By Kluger Kaplan May 29, 2013
By Deborah Chames
I represent many Orthodox Jews in my practice. Under Jewish law, in order to obtain a divorce, the husband must give his wife a “Get,” a divorce document, which effectuates the divorce.
Recently, I have seen husbands giving their wives the Get early in the divorce proceedings, allowing both couples to date and even marry under Jewish law, even before the civil proceedings are concluded. While this may be beneficial to both parties, I worry that the practical ramifications of this as it relates to the new spouse have not been fully vetted and such a practice poses some concerns under secular laws.
For example, consider this hypothetical. Husband and Wife file for divorce. Husband gives Wife a Get early in the proceedings, but the proceedings drag on for two years as the parties fight over custody and support issues. Meanwhile, Husband meets New Wife and marries her under Jewish law. They do not have a secular wedding. If Husband dies during the divorce proceedings, Wife is still his legal spouse under state and federal law. Thus, without an updated will and without waivers from Wife on certain beneficiary accounts, New Wife would not be considered Husband’s heir.
While it is possible that the parties could obtain a Get and execute the appropriate documents so that Wife in the hypothetical above would waive her rights to Husband’s assets in the event of his death, that is unlikely. For if it were that easy, the parties would have gotten divorced in the secular courts as quickly as they obtained the Get!
Another example is health insurance. New Wife would not be entitled to health insurance under the Husband’s insurance policy as he is still legally married to someone else. Likewise New Wife would not be entitled to social security as a result of the Husband’s income because she is not his wife under the laws of the state.

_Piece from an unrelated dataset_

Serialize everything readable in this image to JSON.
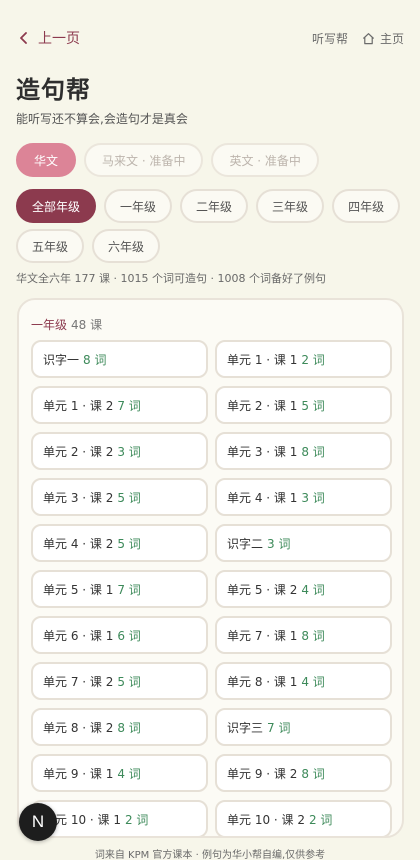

Thus, I discourage my clients from entering into religious marriages without the proper protections from the State unless Husband and New Wife enter into a “prenuptial agreement” which would protect New Wife. However, this type of agreement, which may provide for support for New Wife, will not resolve issues such as employer-subsidized health insurance or entitlement to life insurance proceeds. In these instances, Husband can be legally married to one woman, religiously married to another woman and attempt to minimize his obligations to both through some sort of contract with New Wife. One might say he can have his cake and eat it too!
On the other hand, I strongly urge that whenever a husband wants to give a Get, the wife should take it. All of the rest will ultimately fall into place anyway, but often takes time. The woman who really has to be careful is New Wife who really is not really his wife at all as far as the state is concerned and should think twice before marrying a man under Jewish law without any protections under secular law.